[Items from an interface collection]
────────────────────

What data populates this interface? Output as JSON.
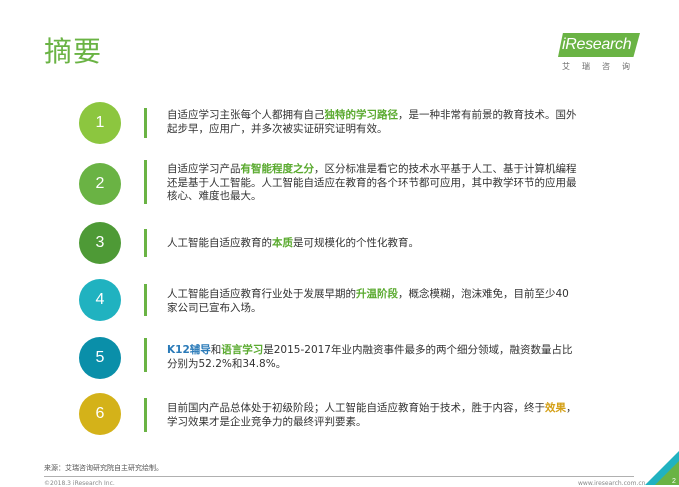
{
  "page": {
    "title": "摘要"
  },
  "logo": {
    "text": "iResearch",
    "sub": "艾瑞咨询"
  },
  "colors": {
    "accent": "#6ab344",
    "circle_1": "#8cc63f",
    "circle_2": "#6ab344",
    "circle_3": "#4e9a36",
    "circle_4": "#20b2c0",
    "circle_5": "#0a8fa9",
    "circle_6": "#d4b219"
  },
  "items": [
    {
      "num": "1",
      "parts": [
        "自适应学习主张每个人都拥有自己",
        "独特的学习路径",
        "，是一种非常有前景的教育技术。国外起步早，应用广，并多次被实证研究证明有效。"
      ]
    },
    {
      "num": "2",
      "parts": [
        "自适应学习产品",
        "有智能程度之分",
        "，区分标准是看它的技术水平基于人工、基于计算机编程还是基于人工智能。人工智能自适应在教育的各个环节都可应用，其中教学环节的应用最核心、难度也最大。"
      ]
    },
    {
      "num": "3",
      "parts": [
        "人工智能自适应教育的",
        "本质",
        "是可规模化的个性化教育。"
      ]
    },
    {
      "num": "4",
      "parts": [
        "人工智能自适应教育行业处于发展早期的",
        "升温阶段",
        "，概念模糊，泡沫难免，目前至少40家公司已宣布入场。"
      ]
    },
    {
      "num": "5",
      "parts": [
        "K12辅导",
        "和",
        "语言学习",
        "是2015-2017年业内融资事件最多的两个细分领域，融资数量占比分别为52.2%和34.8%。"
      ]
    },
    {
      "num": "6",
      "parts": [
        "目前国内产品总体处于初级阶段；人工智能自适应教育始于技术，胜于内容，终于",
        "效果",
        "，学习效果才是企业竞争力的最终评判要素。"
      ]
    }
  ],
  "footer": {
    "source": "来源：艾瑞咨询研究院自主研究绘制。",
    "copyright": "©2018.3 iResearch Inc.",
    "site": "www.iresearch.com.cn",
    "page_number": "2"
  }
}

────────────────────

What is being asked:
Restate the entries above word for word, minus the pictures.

Result:
What data populates this interface? Output as JSON.
{
  "page": {
    "title": "摘要"
  },
  "logo": {
    "text": "iResearch",
    "sub": "艾瑞咨询"
  },
  "colors": {
    "accent": "#6ab344",
    "circle_1": "#8cc63f",
    "circle_2": "#6ab344",
    "circle_3": "#4e9a36",
    "circle_4": "#20b2c0",
    "circle_5": "#0a8fa9",
    "circle_6": "#d4b219"
  },
  "items": [
    {
      "num": "1",
      "parts": [
        "自适应学习主张每个人都拥有自己",
        "独特的学习路径",
        "，是一种非常有前景的教育技术。国外起步早，应用广，并多次被实证研究证明有效。"
      ]
    },
    {
      "num": "2",
      "parts": [
        "自适应学习产品",
        "有智能程度之分",
        "，区分标准是看它的技术水平基于人工、基于计算机编程还是基于人工智能。人工智能自适应在教育的各个环节都可应用，其中教学环节的应用最核心、难度也最大。"
      ]
    },
    {
      "num": "3",
      "parts": [
        "人工智能自适应教育的",
        "本质",
        "是可规模化的个性化教育。"
      ]
    },
    {
      "num": "4",
      "parts": [
        "人工智能自适应教育行业处于发展早期的",
        "升温阶段",
        "，概念模糊，泡沫难免，目前至少40家公司已宣布入场。"
      ]
    },
    {
      "num": "5",
      "parts": [
        "K12辅导",
        "和",
        "语言学习",
        "是2015-2017年业内融资事件最多的两个细分领域，融资数量占比分别为52.2%和34.8%。"
      ]
    },
    {
      "num": "6",
      "parts": [
        "目前国内产品总体处于初级阶段；人工智能自适应教育始于技术，胜于内容，终于",
        "效果",
        "，学习效果才是企业竞争力的最终评判要素。"
      ]
    }
  ],
  "footer": {
    "source": "来源：艾瑞咨询研究院自主研究绘制。",
    "copyright": "©2018.3 iResearch Inc.",
    "site": "www.iresearch.com.cn",
    "page_number": "2"
  }
}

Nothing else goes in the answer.